PORTLAND, Maine — The city’s Eastern Cemetery turns 350 years old next year. Its stones, tombs and permanent residents mark the history of Portland, almost from the very start. Settlers, Quakers, African-Americans, bank robbers, murderers, abolitionists, war heroes and anonymous folk all rest together in the same patch of downtown dirt.
A new book, published this month, tells their stories and decodes the cemetery’s markers and symbols. Author and native son Ron Romano also throws in quite a bit about his research methods and cemetery conservation techniques as well.
The book, “Portland’s Historic Eastern Cemetery: A Field of Ancient Stones,” is published by The History Press.

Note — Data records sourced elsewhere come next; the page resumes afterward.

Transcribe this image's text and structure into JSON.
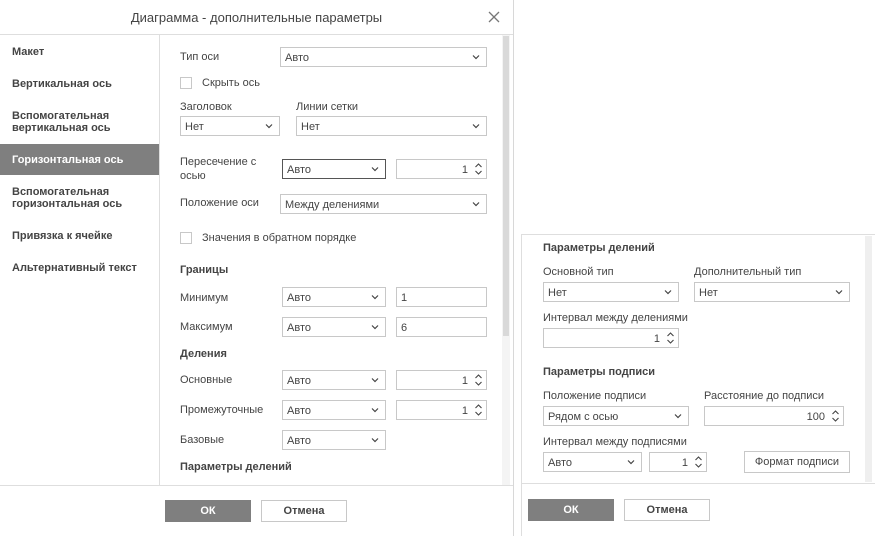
{
  "dialog": {
    "title": "Диаграмма - дополнительные параметры",
    "close_icon": "close-icon"
  },
  "sidebar": {
    "items": [
      {
        "label": "Макет",
        "active": false
      },
      {
        "label": "Вертикальная ось",
        "active": false
      },
      {
        "label": "Вспомогательная вертикальная ось",
        "active": false
      },
      {
        "label": "Горизонтальная ось",
        "active": true
      },
      {
        "label": "Вспомогательная горизонтальная ось",
        "active": false
      },
      {
        "label": "Привязка к ячейке",
        "active": false
      },
      {
        "label": "Альтернативный текст",
        "active": false
      }
    ]
  },
  "axis": {
    "type_label": "Тип оси",
    "type_value": "Авто",
    "hide_label": "Скрыть ось",
    "title_label": "Заголовок",
    "title_value": "Нет",
    "grid_label": "Линии сетки",
    "grid_value": "Нет",
    "cross_label": "Пересечение с осью",
    "cross_value": "Авто",
    "cross_number": "1",
    "position_label": "Положение оси",
    "position_value": "Между делениями",
    "reverse_label": "Значения в обратном порядке"
  },
  "bounds": {
    "header": "Границы",
    "min_label": "Минимум",
    "min_select": "Авто",
    "min_value": "1",
    "max_label": "Максимум",
    "max_select": "Авто",
    "max_value": "6"
  },
  "divisions": {
    "header": "Деления",
    "major_label": "Основные",
    "major_select": "Авто",
    "major_value": "1",
    "minor_label": "Промежуточные",
    "minor_select": "Авто",
    "minor_value": "1",
    "base_label": "Базовые",
    "base_select": "Авто",
    "tick_params_header": "Параметры делений"
  },
  "footer": {
    "ok_label": "ОК",
    "cancel_label": "Отмена"
  },
  "panel2": {
    "tick_params_header": "Параметры делений",
    "major_type_label": "Основной тип",
    "major_type_value": "Нет",
    "minor_type_label": "Дополнительный тип",
    "minor_type_value": "Нет",
    "tick_interval_label": "Интервал между делениями",
    "tick_interval_value": "1",
    "label_params_header": "Параметры подписи",
    "label_position_label": "Положение подписи",
    "label_position_value": "Рядом с осью",
    "label_distance_label": "Расстояние до подписи",
    "label_distance_value": "100",
    "label_interval_label": "Интервал между подписями",
    "label_interval_select": "Авто",
    "label_interval_value": "1",
    "label_format_button": "Формат подписи",
    "ok_label": "ОК",
    "cancel_label": "Отмена"
  }
}
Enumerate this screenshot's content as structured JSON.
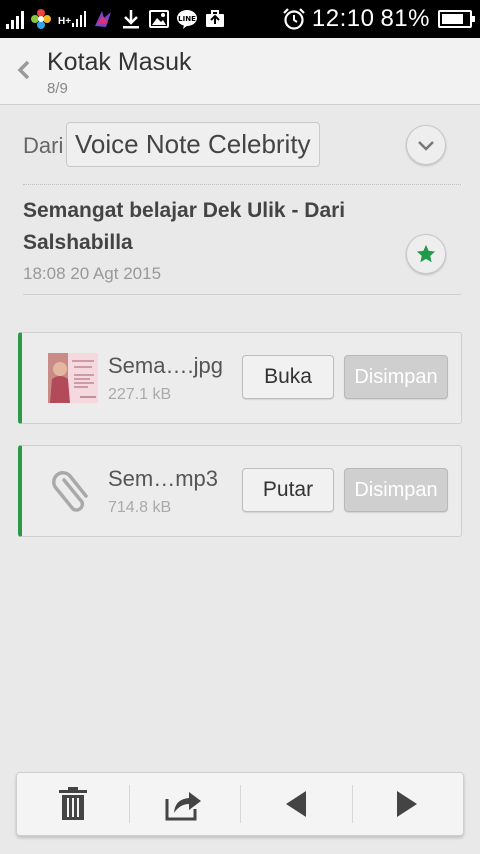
{
  "status_bar": {
    "network_type": "H+",
    "time": "12:10",
    "battery_percent": "81%",
    "battery_level": 0.81,
    "icons": [
      "signal-icon",
      "flower-app-icon",
      "signal-h-plus-icon",
      "game-app-icon",
      "download-icon",
      "image-icon",
      "line-app-icon",
      "briefcase-icon",
      "alarm-icon",
      "battery-icon"
    ]
  },
  "header": {
    "title": "Kotak Masuk",
    "counter": "8/9"
  },
  "message": {
    "from_label": "Dari",
    "sender": "Voice Note Celebrity",
    "subject": "Semangat belajar Dek Ulik - Dari Salshabilla",
    "timestamp": "18:08 20 Agt 2015",
    "starred": true
  },
  "attachments": [
    {
      "name": "Sema….jpg",
      "size": "227.1 kB",
      "action_label": "Buka",
      "save_label": "Disimpan",
      "icon": "image-thumbnail"
    },
    {
      "name": "Sem…mp3",
      "size": "714.8 kB",
      "action_label": "Putar",
      "save_label": "Disimpan",
      "icon": "paperclip-icon"
    }
  ],
  "toolbar": {
    "icons": [
      "trash-icon",
      "forward-icon",
      "previous-icon",
      "next-icon"
    ]
  },
  "colors": {
    "accent_green": "#2a9a4a",
    "star_green": "#1f9a4a",
    "background": "#e9e9e9",
    "status_bar": "#000000"
  }
}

It’s Romano’s second book. The first was about the city’s first gravestone carver, Bartlett Adams.
Romano is a longtime tour guide at the Eastern Cemetery, which sits at the bottom of Munjoy Hill at the corner of Congress Street and Washington Avenue. He’s also involved with Spirits Alive, a non-profit group which looks after the space and does conservation work on crumbling gravestones.
The book gives a general history of the graveyard and a few lines about famous people buried there. But then it goes further.
“I really wanted to put a spotlight on the minority populations,” Romano said in an email this week. “ When I plotted the African-Americans, the Quakers, and the Catholics and saw how clearly they were pushed to the outer edges of the burial ground, I knew I needed to focus on them.”
Romano also zeroes in on forgotten souls and misfits like Dorcas Lewey. He found a newspaper account of her death from the 19th century.
“The temperature dropped to eight degrees below zero on December 11, 1845,” writes Romano. “With her husband, John, at sea, Dorcas Lewey braved the frigid temperature and set out alone for an evening of drinking.”
She was seen at several taverns around Portland that night. Her body was found the next morning on a pile of snow. She’d frozen to death while drunk. Then, she was buried at the Eastern Cemetery. Sadly, nobody knows just where.
One of the final chapters in Romano’s book includes information on how to identify and read old gravestone symbols and phrases. Weeping willows and urns, for instance, symbolize grief, pain and sorrow. The word “consort” indicates a woman who died before her husband while “relict” means she died after her husband.
Romano also points out, near the end of the book, why it’s important to conserve old cemeteries like the Eastern.
“Once the grave markers are gone, for whatever reason, they can’t be replaced, so we need to ensure they are protected as best we can,” said Romano, in the email.